_YOUR INSTRUCTIONS_:
Whenever a line of the material contains the string "Eclipse", it should be copied.

_RECORD EXCERPTS_:
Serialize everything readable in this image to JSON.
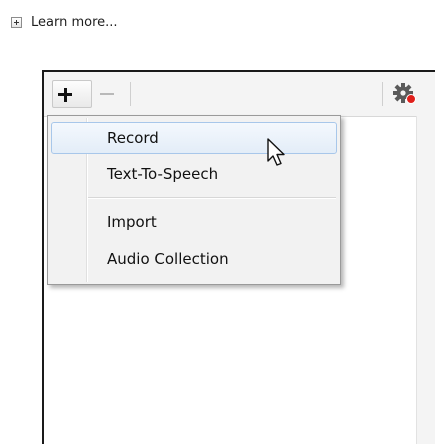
{
  "learn_more": {
    "label": "Learn more..."
  },
  "toolbar": {
    "add_icon": "plus-icon",
    "remove_icon": "minus-icon",
    "settings_icon": "gear-icon",
    "settings_badge_color": "#e0201b"
  },
  "menu": {
    "items": [
      {
        "label": "Record",
        "state": "hover"
      },
      {
        "label": "Text-To-Speech"
      },
      {
        "label": "Import"
      },
      {
        "label": "Audio Collection"
      }
    ]
  },
  "colors": {
    "menu_hover_border": "#a8c7ea",
    "menu_background": "#f2f2f2",
    "panel_border": "#1a1a1a"
  }
}
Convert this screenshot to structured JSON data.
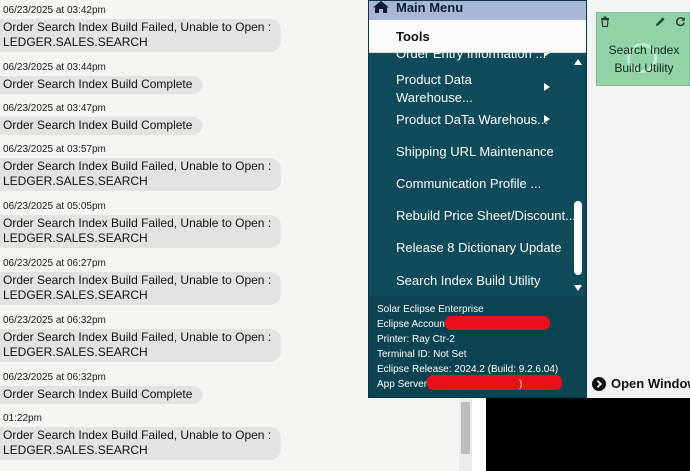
{
  "log": {
    "entries": [
      {
        "timestamp": "06/23/2025 at 03:42pm",
        "lines": [
          "Order Search Index Build Failed, Unable to Open :",
          "LEDGER.SALES.SEARCH"
        ]
      },
      {
        "timestamp": "06/23/2025 at 03:44pm",
        "lines": [
          "Order Search Index Build Complete"
        ]
      },
      {
        "timestamp": "06/23/2025 at 03:47pm",
        "lines": [
          "Order Search Index Build Complete"
        ]
      },
      {
        "timestamp": "06/23/2025 at 03:57pm",
        "lines": [
          "Order Search Index Build Failed, Unable to Open :",
          "LEDGER.SALES.SEARCH"
        ]
      },
      {
        "timestamp": "06/23/2025 at 05:05pm",
        "lines": [
          "Order Search Index Build Failed, Unable to Open :",
          "LEDGER.SALES.SEARCH"
        ]
      },
      {
        "timestamp": "06/23/2025 at 06:27pm",
        "lines": [
          "Order Search Index Build Failed, Unable to Open :",
          "LEDGER.SALES.SEARCH"
        ]
      },
      {
        "timestamp": "06/23/2025 at 06:32pm",
        "lines": [
          "Order Search Index Build Failed, Unable to Open :",
          "LEDGER.SALES.SEARCH"
        ]
      },
      {
        "timestamp": "06/23/2025 at 06:32pm",
        "lines": [
          "Order Search Index Build Complete"
        ]
      },
      {
        "timestamp": "01:22pm",
        "lines": [
          "Order Search Index Build Failed, Unable to Open :",
          "LEDGER.SALES.SEARCH"
        ]
      }
    ]
  },
  "menu": {
    "title": "Main Menu",
    "section": "Tools",
    "items": [
      {
        "label": "Order Entry Information ...",
        "submenu": true
      },
      {
        "label": "Product Data",
        "label2": "Warehouse...",
        "submenu": true
      },
      {
        "label": "Product DaTa Warehous...",
        "submenu": true
      },
      {
        "label": "Shipping URL Maintenance",
        "submenu": false
      },
      {
        "label": "Communication Profile ...",
        "submenu": false
      },
      {
        "label": "Rebuild Price Sheet/Discount...",
        "submenu": false
      },
      {
        "label": "Release 8 Dictionary Update",
        "submenu": false
      },
      {
        "label": "Search Index Build Utility",
        "submenu": false
      }
    ],
    "info": {
      "product": "Solar Eclipse Enterprise",
      "account": "Eclipse Account",
      "printer": "Printer: Ray Ctr-2",
      "terminal": "Terminal ID: Not Set",
      "release": "Eclipse Release: 2024.2 (Build: 9.2.6.04)",
      "app_server": "App Server",
      "app_server_tail": ")"
    }
  },
  "tile": {
    "title_line1": "Search Index",
    "title_line2": "Build Utility"
  },
  "open_windows": {
    "label": "Open Window"
  },
  "colors": {
    "menu_bg": "#0f4b5b",
    "menu_header": "#a7b6d6",
    "tile_bg": "#8fd3a7",
    "bubble_bg": "#e2e2e2",
    "redaction": "#e8101b"
  }
}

_PROBLEM SOLUTION_:
      "product": "Solar Eclipse Enterprise",
      "account": "Eclipse Account",
      "release": "Eclipse Release: 2024.2 (Build: 9.2.6.04)",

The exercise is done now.